» DATA FOR THIS TASK:
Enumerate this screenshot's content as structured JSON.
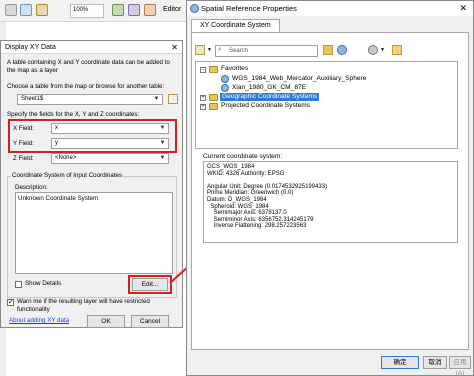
{
  "background_app": {
    "zoom": "100%",
    "editor_label": "Editor"
  },
  "display_xy": {
    "title": "Display XY Data",
    "intro_text": "A table containing X and Y coordinate data can be added to the map as a layer",
    "choose_label": "Choose a table from the map or browse for another table:",
    "table_value": "Sheet1$",
    "fields_label": "Specify the fields for the X, Y and Z coordinates:",
    "x_label": "X Field:",
    "x_value": "x",
    "y_label": "Y Field:",
    "y_value": "y",
    "z_label": "Z Field:",
    "z_value": "<None>",
    "coord_group_label": "Coordinate System of Input Coordinates",
    "description_label": "Description:",
    "description_value": "Unknown Coordinate System",
    "show_details_label": "Show Details",
    "edit_button": "Edit...",
    "warn_label": "Warn me if the resulting layer will have restricted functionality",
    "about_link": "About adding XY data",
    "ok_button": "OK",
    "cancel_button": "Cancel"
  },
  "spatial_ref": {
    "title": "Spatial Reference Properties",
    "tab_label": "XY Coordinate System",
    "search_placeholder": "Search",
    "tree": {
      "favorites": "Favorites",
      "fav_item1": "WGS_1984_Web_Mercator_Auxiliary_Sphere",
      "fav_item2": "Xian_1980_GK_CM_87E",
      "geographic": "Geographic Coordinate Systems",
      "projected": "Projected Coordinate Systems"
    },
    "current_label": "Current coordinate system:",
    "current_lines": [
      "GCS_WGS_1984",
      "WKID: 4326 Authority: EPSG",
      "",
      "Angular Unit: Degree (0.0174532925199433)",
      "Prime Meridian: Greenwich (0.0)",
      "Datum: D_WGS_1984",
      "  Spheroid: WGS_1984",
      "    Semimajor Axis: 6378137.0",
      "    Semiminor Axis: 6356752.314245179",
      "    Inverse Flattening: 298.257223563"
    ],
    "ok_button": "确定",
    "cancel_button": "取消",
    "apply_button": "应用(A)"
  },
  "colors": {
    "highlight_red": "#d42020",
    "selection_blue": "#3178d6"
  }
}
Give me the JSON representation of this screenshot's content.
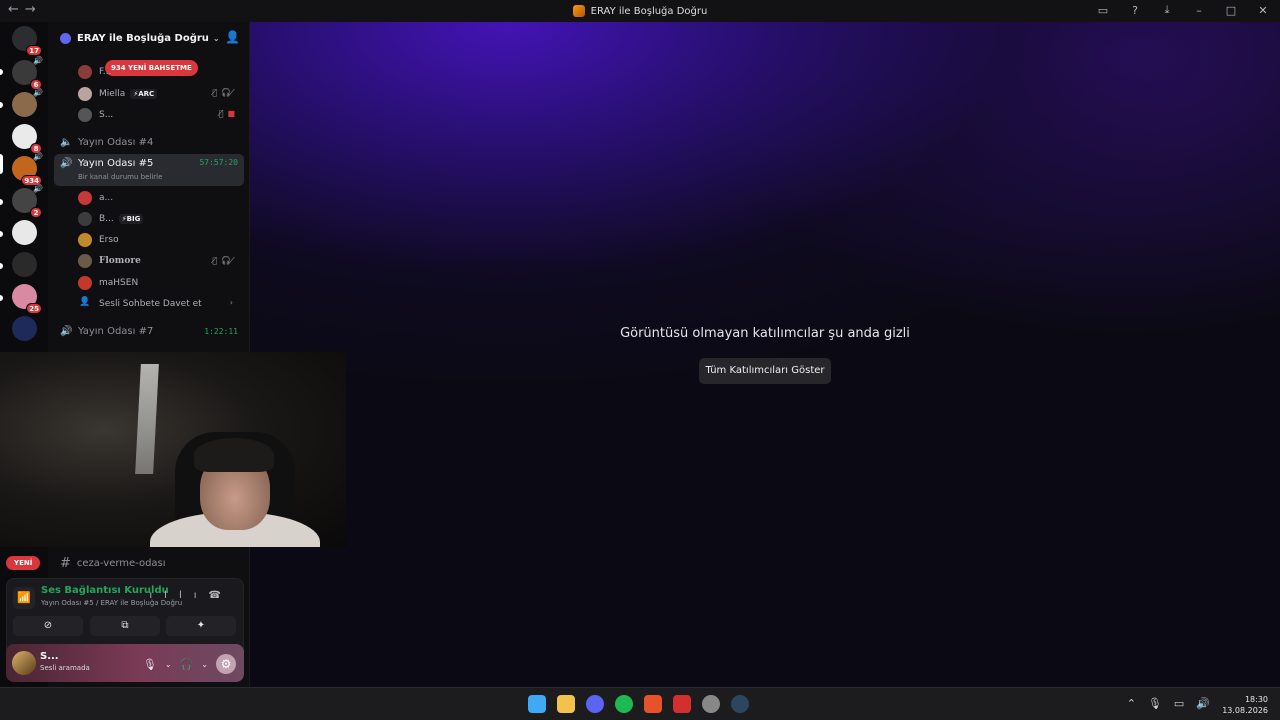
{
  "titlebar": {
    "title": "ERAY ile Boşluğa Doğru",
    "back": "←",
    "forward": "→"
  },
  "rail": {
    "servers": [
      {
        "name": "discord-home",
        "badge": "17",
        "color": "#2b2d31"
      },
      {
        "name": "server-2",
        "badge": "6",
        "color": "#3a3a3a"
      },
      {
        "name": "server-3",
        "badge": "",
        "color": "#8a6a4a"
      },
      {
        "name": "server-4",
        "badge": "8",
        "color": "#eaeaea"
      },
      {
        "name": "server-5",
        "badge": "934",
        "color": "#c2651f"
      },
      {
        "name": "server-6",
        "badge": "2",
        "color": "#444"
      },
      {
        "name": "server-7",
        "badge": "",
        "color": "#e8e8e8"
      },
      {
        "name": "server-8",
        "badge": "",
        "color": "#2a2a2a"
      },
      {
        "name": "server-9",
        "badge": "25",
        "color": "#d98aa2"
      },
      {
        "name": "server-10",
        "badge": "",
        "color": "#1e2a5a"
      }
    ]
  },
  "server": {
    "name": "ERAY ile Boşluğa Doğru",
    "mention_pill": "934 YENİ BAHSETME"
  },
  "channels": {
    "top_users": [
      {
        "name": "F...",
        "tag": "",
        "color": "#8a3b3b"
      },
      {
        "name": "Miella",
        "tag": "⚡ARC",
        "color": "#b9a5a0"
      },
      {
        "name": "S...",
        "tag": "",
        "color": "#555"
      }
    ],
    "room4": "Yayın Odası #4",
    "room5": {
      "name": "Yayın Odası #5",
      "timer": "57:57:20",
      "status": "Bir kanal durumu belirle"
    },
    "room5_users": [
      {
        "name": "a...",
        "tag": "",
        "color": "#c43a3a"
      },
      {
        "name": "B...",
        "tag": "⚡BIG",
        "color": "#3c3c3c"
      },
      {
        "name": "Erso",
        "tag": "",
        "color": "#c28a2a"
      },
      {
        "name": "Flomore",
        "tag": "",
        "color": "#6a5a4a"
      },
      {
        "name": "maHSEN",
        "tag": "",
        "color": "#c0392b"
      }
    ],
    "invite": "Sesli Sohbete Davet et",
    "room7": {
      "name": "Yayın Odası #7",
      "timer": "1:22:11"
    },
    "text_channel": "ceza-verme-odası",
    "new_pill": "YENİ"
  },
  "voice_panel": {
    "status": "Ses Bağlantısı Kuruldu",
    "sub": "Yayın Odası #5 / ERAY ile Boşluğa Doğru"
  },
  "user_panel": {
    "name": "S...",
    "sub": "Sesli aramada"
  },
  "stage": {
    "message": "Görüntüsü olmayan katılımcılar şu anda gizli",
    "button": "Tüm Katılımcıları Göster"
  },
  "taskbar": {
    "time": "18:30",
    "date": "13.08.2026",
    "apps": [
      {
        "name": "windows-start-icon",
        "color": "#3fa9f5"
      },
      {
        "name": "file-explorer-icon",
        "color": "#f2c14e"
      },
      {
        "name": "discord-icon",
        "color": "#5865f2"
      },
      {
        "name": "spotify-icon",
        "color": "#1db954"
      },
      {
        "name": "brave-icon",
        "color": "#e8522a"
      },
      {
        "name": "app-red-icon",
        "color": "#d32f2f"
      },
      {
        "name": "app-circle-icon",
        "color": "#888"
      },
      {
        "name": "steam-icon",
        "color": "#2a475e"
      }
    ]
  }
}
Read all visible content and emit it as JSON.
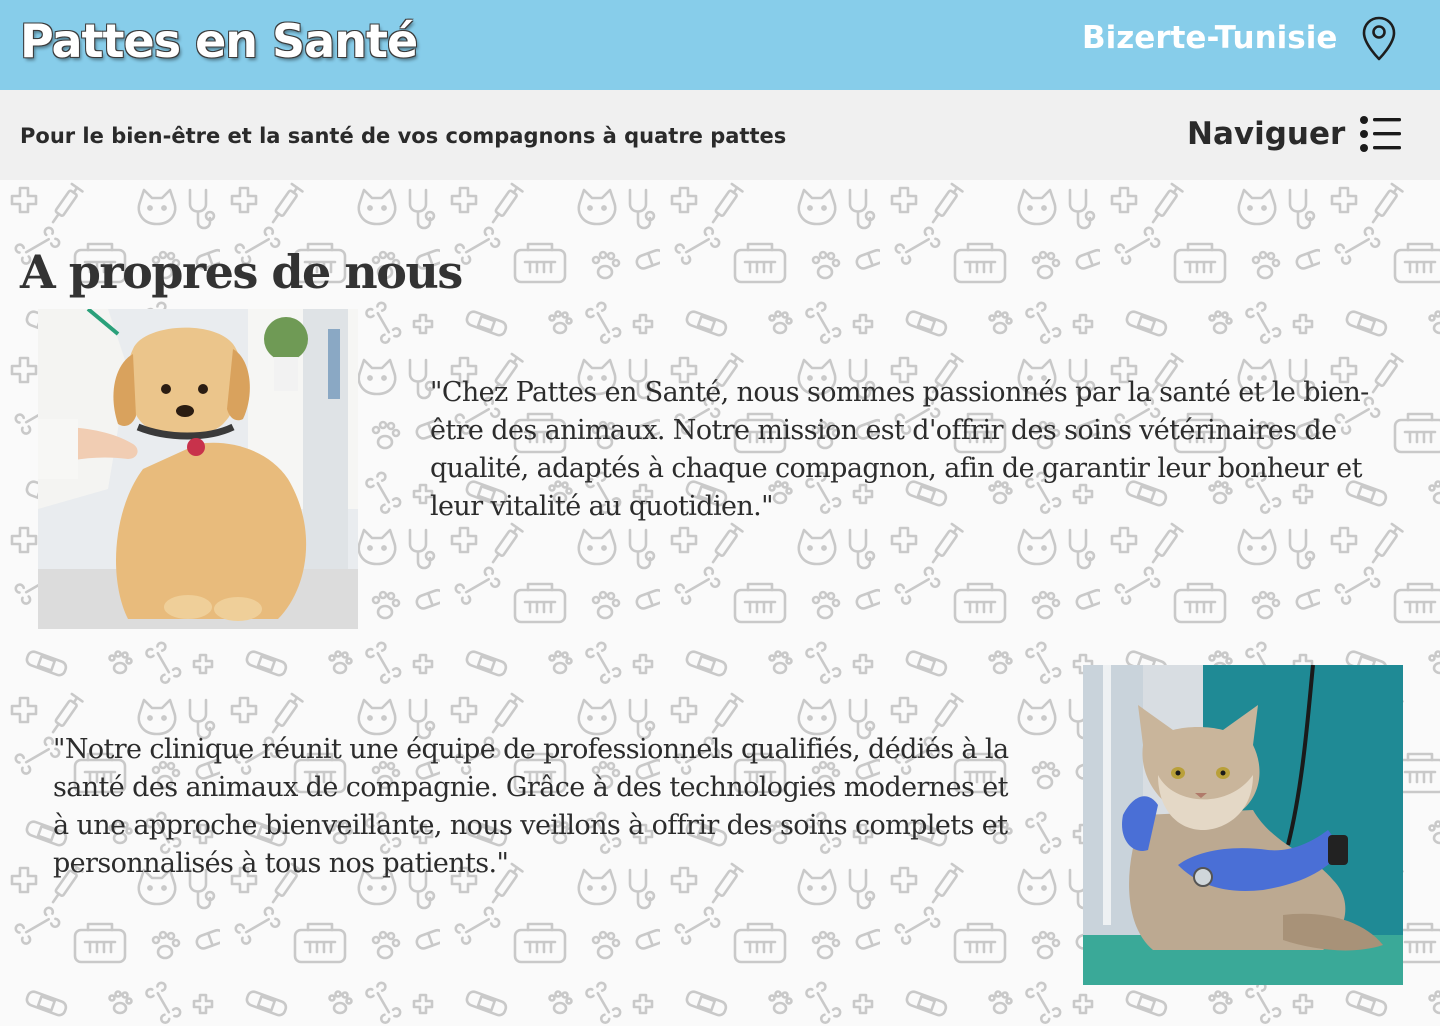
{
  "header": {
    "brand": "Pattes en Santé",
    "location": "Bizerte-Tunisie",
    "location_icon": "map-pin-icon"
  },
  "subheader": {
    "tagline": "Pour le bien-être et la santé de vos compagnons à quatre pattes",
    "nav_label": "Naviguer",
    "nav_icon": "list-menu-icon"
  },
  "colors": {
    "header_bg": "#87cdea",
    "subheader_bg": "#f0f0f0",
    "pattern_stroke": "#c8c8c8"
  },
  "about": {
    "title": "A propres de nous",
    "quote_1": "\"Chez Pattes en Santé, nous sommes passionnés par la santé et le bien-être des animaux. Notre mission est d'offrir des soins vétérinaires de qualité, adaptés à chaque compagnon, afin de garantir leur bonheur et leur vitalité au quotidien.\"",
    "quote_2": "\"Notre clinique réunit une équipe de professionnels qualifiés, dédiés à la santé des animaux de compagnie. Grâce à des technologies modernes et à une approche bienveillante, nous veillons à offrir des soins complets et personnalisés à tous nos patients.\""
  }
}
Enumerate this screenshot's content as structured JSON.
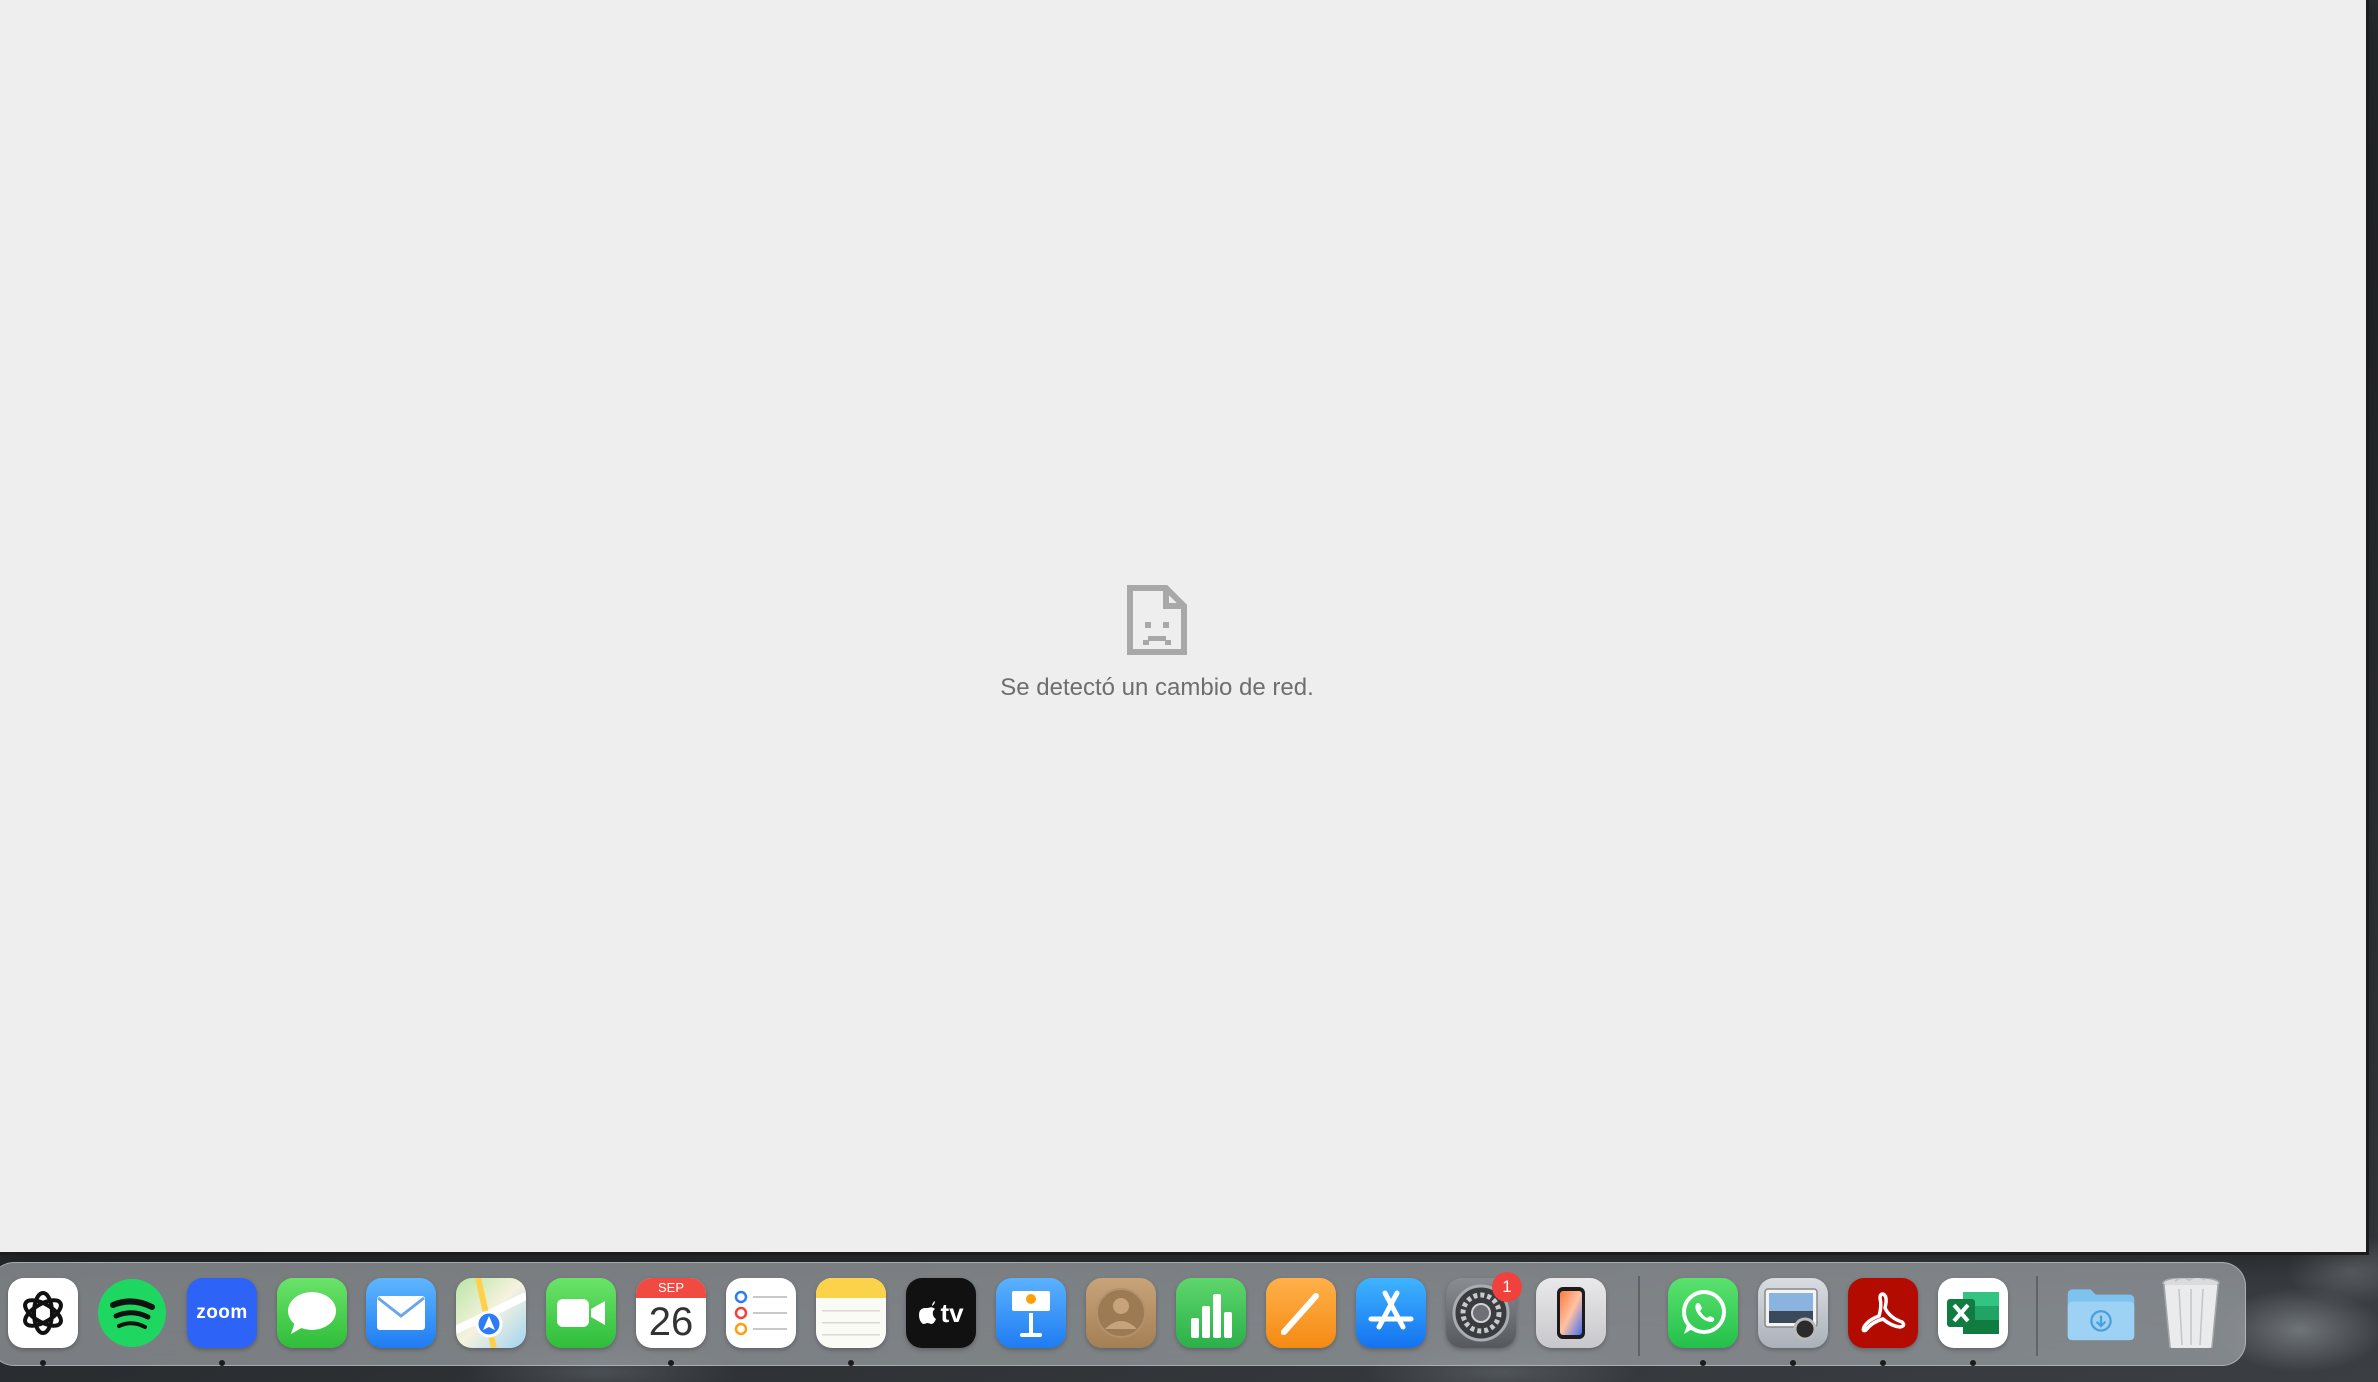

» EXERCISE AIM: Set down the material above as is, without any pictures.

» OUTPUT FOR THIS TASK:
Enumerate this screenshot's content as structured JSON.
{
  "background_app": {
    "zoom": "100%",
    "editor_label": "Editor"
  },
  "display_xy": {
    "title": "Display XY Data",
    "intro_text": "A table containing X and Y coordinate data can be added to the map as a layer",
    "choose_label": "Choose a table from the map or browse for another table:",
    "table_value": "Sheet1$",
    "fields_label": "Specify the fields for the X, Y and Z coordinates:",
    "x_label": "X Field:",
    "x_value": "x",
    "y_label": "Y Field:",
    "y_value": "y",
    "z_label": "Z Field:",
    "z_value": "<None>",
    "coord_group_label": "Coordinate System of Input Coordinates",
    "description_label": "Description:",
    "description_value": "Unknown Coordinate System",
    "show_details_label": "Show Details",
    "edit_button": "Edit...",
    "warn_label": "Warn me if the resulting layer will have restricted functionality",
    "about_link": "About adding XY data",
    "ok_button": "OK",
    "cancel_button": "Cancel"
  },
  "spatial_ref": {
    "title": "Spatial Reference Properties",
    "tab_label": "XY Coordinate System",
    "search_placeholder": "Search",
    "tree": {
      "favorites": "Favorites",
      "fav_item1": "WGS_1984_Web_Mercator_Auxiliary_Sphere",
      "fav_item2": "Xian_1980_GK_CM_87E",
      "geographic": "Geographic Coordinate Systems",
      "projected": "Projected Coordinate Systems"
    },
    "current_label": "Current coordinate system:",
    "current_lines": [
      "GCS_WGS_1984",
      "WKID: 4326 Authority: EPSG",
      "",
      "Angular Unit: Degree (0.0174532925199433)",
      "Prime Meridian: Greenwich (0.0)",
      "Datum: D_WGS_1984",
      "  Spheroid: WGS_1984",
      "    Semimajor Axis: 6378137.0",
      "    Semiminor Axis: 6356752.314245179",
      "    Inverse Flattening: 298.257223563"
    ],
    "ok_button": "确定",
    "cancel_button": "取消",
    "apply_button": "应用(A)"
  },
  "colors": {
    "highlight_red": "#d42020",
    "selection_blue": "#3178d6"
  }
}
Give me the JSON representation of this screenshot's content.
{
  "titlebar": {
    "title": "ERAY ile Boşluğa Doğru",
    "back": "←",
    "forward": "→"
  },
  "rail": {
    "servers": [
      {
        "name": "discord-home",
        "badge": "17",
        "color": "#2b2d31"
      },
      {
        "name": "server-2",
        "badge": "6",
        "color": "#3a3a3a"
      },
      {
        "name": "server-3",
        "badge": "",
        "color": "#8a6a4a"
      },
      {
        "name": "server-4",
        "badge": "8",
        "color": "#eaeaea"
      },
      {
        "name": "server-5",
        "badge": "934",
        "color": "#c2651f"
      },
      {
        "name": "server-6",
        "badge": "2",
        "color": "#444"
      },
      {
        "name": "server-7",
        "badge": "",
        "color": "#e8e8e8"
      },
      {
        "name": "server-8",
        "badge": "",
        "color": "#2a2a2a"
      },
      {
        "name": "server-9",
        "badge": "25",
        "color": "#d98aa2"
      },
      {
        "name": "server-10",
        "badge": "",
        "color": "#1e2a5a"
      }
    ]
  },
  "server": {
    "name": "ERAY ile Boşluğa Doğru",
    "mention_pill": "934 YENİ BAHSETME"
  },
  "channels": {
    "top_users": [
      {
        "name": "F...",
        "tag": "",
        "color": "#8a3b3b"
      },
      {
        "name": "Miella",
        "tag": "⚡ARC",
        "color": "#b9a5a0"
      },
      {
        "name": "S...",
        "tag": "",
        "color": "#555"
      }
    ],
    "room4": "Yayın Odası #4",
    "room5": {
      "name": "Yayın Odası #5",
      "timer": "57:57:20",
      "status": "Bir kanal durumu belirle"
    },
    "room5_users": [
      {
        "name": "a...",
        "tag": "",
        "color": "#c43a3a"
      },
      {
        "name": "B...",
        "tag": "⚡BIG",
        "color": "#3c3c3c"
      },
      {
        "name": "Erso",
        "tag": "",
        "color": "#c28a2a"
      },
      {
        "name": "Flomore",
        "tag": "",
        "color": "#6a5a4a"
      },
      {
        "name": "maHSEN",
        "tag": "",
        "color": "#c0392b"
      }
    ],
    "invite": "Sesli Sohbete Davet et",
    "room7": {
      "name": "Yayın Odası #7",
      "timer": "1:22:11"
    },
    "text_channel": "ceza-verme-odası",
    "new_pill": "YENİ"
  },
  "voice_panel": {
    "status": "Ses Bağlantısı Kuruldu",
    "sub": "Yayın Odası #5 / ERAY ile Boşluğa Doğru"
  },
  "user_panel": {
    "name": "S...",
    "sub": "Sesli aramada"
  },
  "stage": {
    "message": "Görüntüsü olmayan katılımcılar şu anda gizli",
    "button": "Tüm Katılımcıları Göster"
  },
  "taskbar": {
    "time": "18:30",
    "date": "13.08.2026",
    "apps": [
      {
        "name": "windows-start-icon",
        "color": "#3fa9f5"
      },
      {
        "name": "file-explorer-icon",
        "color": "#f2c14e"
      },
      {
        "name": "discord-icon",
        "color": "#5865f2"
      },
      {
        "name": "spotify-icon",
        "color": "#1db954"
      },
      {
        "name": "brave-icon",
        "color": "#e8522a"
      },
      {
        "name": "app-red-icon",
        "color": "#d32f2f"
      },
      {
        "name": "app-circle-icon",
        "color": "#888"
      },
      {
        "name": "steam-icon",
        "color": "#2a475e"
      }
    ]
  }
}
Read all visible content and emit it as JSON.
{
  "header": {
    "brand": "Pattes en Santé",
    "location": "Bizerte-Tunisie",
    "location_icon": "map-pin-icon"
  },
  "subheader": {
    "tagline": "Pour le bien-être et la santé de vos compagnons à quatre pattes",
    "nav_label": "Naviguer",
    "nav_icon": "list-menu-icon"
  },
  "colors": {
    "header_bg": "#87cdea",
    "subheader_bg": "#f0f0f0",
    "pattern_stroke": "#c8c8c8"
  },
  "about": {
    "title": "A propres de nous",
    "quote_1": "\"Chez Pattes en Santé, nous sommes passionnés par la santé et le bien-être des animaux. Notre mission est d'offrir des soins vétérinaires de qualité, adaptés à chaque compagnon, afin de garantir leur bonheur et leur vitalité au quotidien.\"",
    "quote_2": "\"Notre clinique réunit une équipe de professionnels qualifiés, dédiés à la santé des animaux de compagnie. Grâce à des technologies modernes et à une approche bienveillante, nous veillons à offrir des soins complets et personnalisés à tous nos patients.\""
  }
}
Enumerate this screenshot's content as structured JSON.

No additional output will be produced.